ASP.NET Core applications can be written using simple text editors and command-line interfaces, or full-featured development environments like Visual Studio. Monolithic applications are typically deployed to a single endpoint. Deployments can easily be automated to occur as part of a continuous integration (CI) and continuous delivery (CD) pipeline. In addition to traditional CI/CD tools, Microsoft Azure has integrated support for git repositories and can automatically deploy updates as they are made to a specified git branch or tag. Azure DevOps provides a full-featured CI/CD build and deployment pipeline, and GitHub Actions provide another option for projects hosted there.

Traditional ASP.NET and Web Forms

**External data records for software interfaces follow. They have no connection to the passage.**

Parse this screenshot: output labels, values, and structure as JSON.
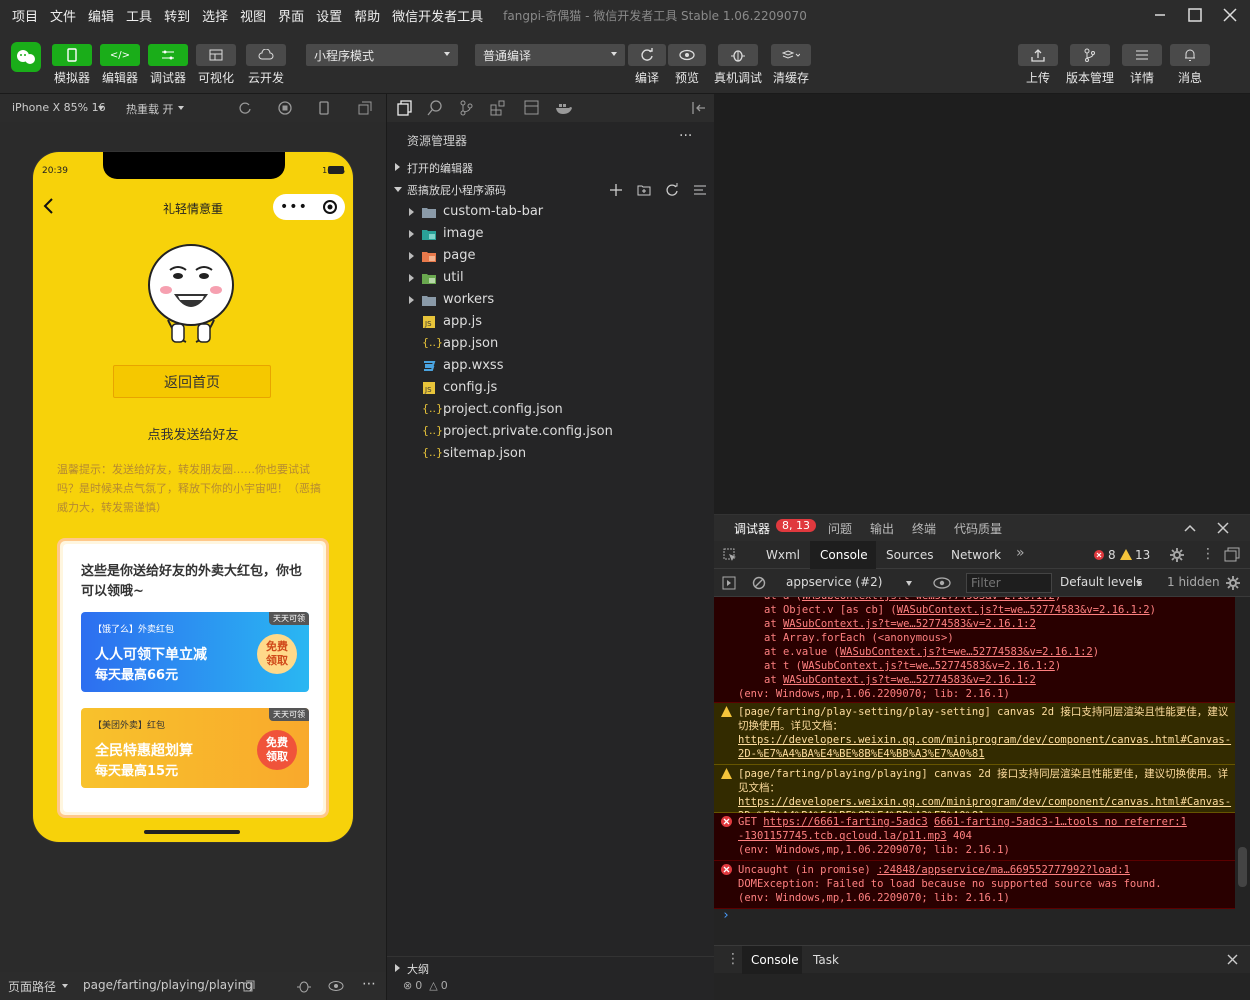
{
  "menubar": {
    "items": [
      "项目",
      "文件",
      "编辑",
      "工具",
      "转到",
      "选择",
      "视图",
      "界面",
      "设置",
      "帮助",
      "微信开发者工具"
    ],
    "title": "fangpi-奇偶猫 - 微信开发者工具 Stable 1.06.2209070"
  },
  "toolbar": {
    "left": [
      "模拟器",
      "编辑器",
      "调试器",
      "可视化",
      "云开发"
    ],
    "mode": "小程序模式",
    "compile": "普通编译",
    "mid": [
      "编译",
      "预览",
      "真机调试",
      "清缓存"
    ],
    "right": [
      "上传",
      "版本管理",
      "详情",
      "消息"
    ]
  },
  "simbar": {
    "device": "iPhone X 85% 16",
    "hotreload": "热重载 开"
  },
  "phone": {
    "time": "20:39",
    "battery": "100%",
    "nav_title": "礼轻情意重",
    "home_button": "返回首页",
    "send_friend": "点我发送给好友",
    "tip": "温馨提示：发送给好友，转发朋友圈……你也要试试吗？是时候来点气氛了，释放下你的小宇宙吧！（恶搞威力大，转发需谨慎）",
    "card_title": "这些是你送给好友的外卖大红包，你也可以领哦~",
    "coupons": [
      {
        "tag": "天天可领",
        "brand": "【饿了么】外卖红包",
        "line1": "人人可领下单立减",
        "line2": "每天最高66元",
        "circle1": "免费",
        "circle2": "领取"
      },
      {
        "tag": "天天可领",
        "brand": "【美团外卖】红包",
        "line1": "全民特惠超划算",
        "line2": "每天最高15元",
        "circle1": "免费",
        "circle2": "领取"
      }
    ]
  },
  "simfooter": {
    "label": "页面路径",
    "path": "page/farting/playing/playing"
  },
  "explorer": {
    "header": "资源管理器",
    "more": "···",
    "open_editors": "打开的编辑器",
    "project": "恶搞放屁小程序源码",
    "items": [
      {
        "name": "custom-tab-bar",
        "type": "folder"
      },
      {
        "name": "image",
        "type": "folder"
      },
      {
        "name": "page",
        "type": "folder"
      },
      {
        "name": "util",
        "type": "folder"
      },
      {
        "name": "workers",
        "type": "folder"
      },
      {
        "name": "app.js",
        "type": "js"
      },
      {
        "name": "app.json",
        "type": "json"
      },
      {
        "name": "app.wxss",
        "type": "css"
      },
      {
        "name": "config.js",
        "type": "js"
      },
      {
        "name": "project.config.json",
        "type": "json"
      },
      {
        "name": "project.private.config.json",
        "type": "json"
      },
      {
        "name": "sitemap.json",
        "type": "json"
      }
    ],
    "outline": "大纲",
    "status_err": "0",
    "status_warn": "0"
  },
  "debug": {
    "tabs": [
      "调试器",
      "问题",
      "输出",
      "终端",
      "代码质量"
    ],
    "badge": "8, 13",
    "devtabs": [
      "Wxml",
      "Console",
      "Sources",
      "Network"
    ],
    "err_count": "8",
    "warn_count": "13",
    "context": "appservice (#2)",
    "filter_placeholder": "Filter",
    "levels": "Default levels",
    "hidden": "1 hidden",
    "drawer": [
      "Console",
      "Task"
    ],
    "prompt": "›"
  },
  "colors": {
    "green": "#1aad19",
    "phone_bg": "#f7d20a",
    "error_bg": "#290000",
    "warn_bg": "#332b00"
  }
}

In addition to ASP.NET Core, traditional ASP.NET 4.x continues to be a robust and reliable platform for building web applications. ASP.NET supports MVC and Web API development models, as well as Web Forms, which is well suited to rich page-based application development and features a rich third-party component ecosystem. Microsoft Azure has great longstanding support for ASP.NET 4.x applications, and many developers are familiar with this platform.


Blazor is included with ASP.NET Core 3.0 and later. It provides a new mechanism for building rich interactive web client applications using Razor, C#, and ASP.NET Core. It offers another solution to consider when developing modern web applications. There are two versions of Blazor to consider: server-side and client-side.

Server-side Blazor was released in 2019 with ASP.NET Core 3.0. As its name implies, it runs on the server, rendering changes to the client document back to the browser over the network. Server-side Blazor provides a rich client experience without requiring client-side JavaScript and without requiring separate page loads for each client page interaction. Changes in the loaded page are requested from and processed by the server and then sent back to the client using SignalR.

Client-side Blazor, released in 2020, eliminates the need to render changes on the server. Instead, it leverages WebAssembly to run .NET code within the client. The client can still make API calls to the server if needed to request data, but all client-side behavior runs in the client via WebAssembly, which is already supported by all major browsers and is just a JavaScript library.

References – Modern Web Applications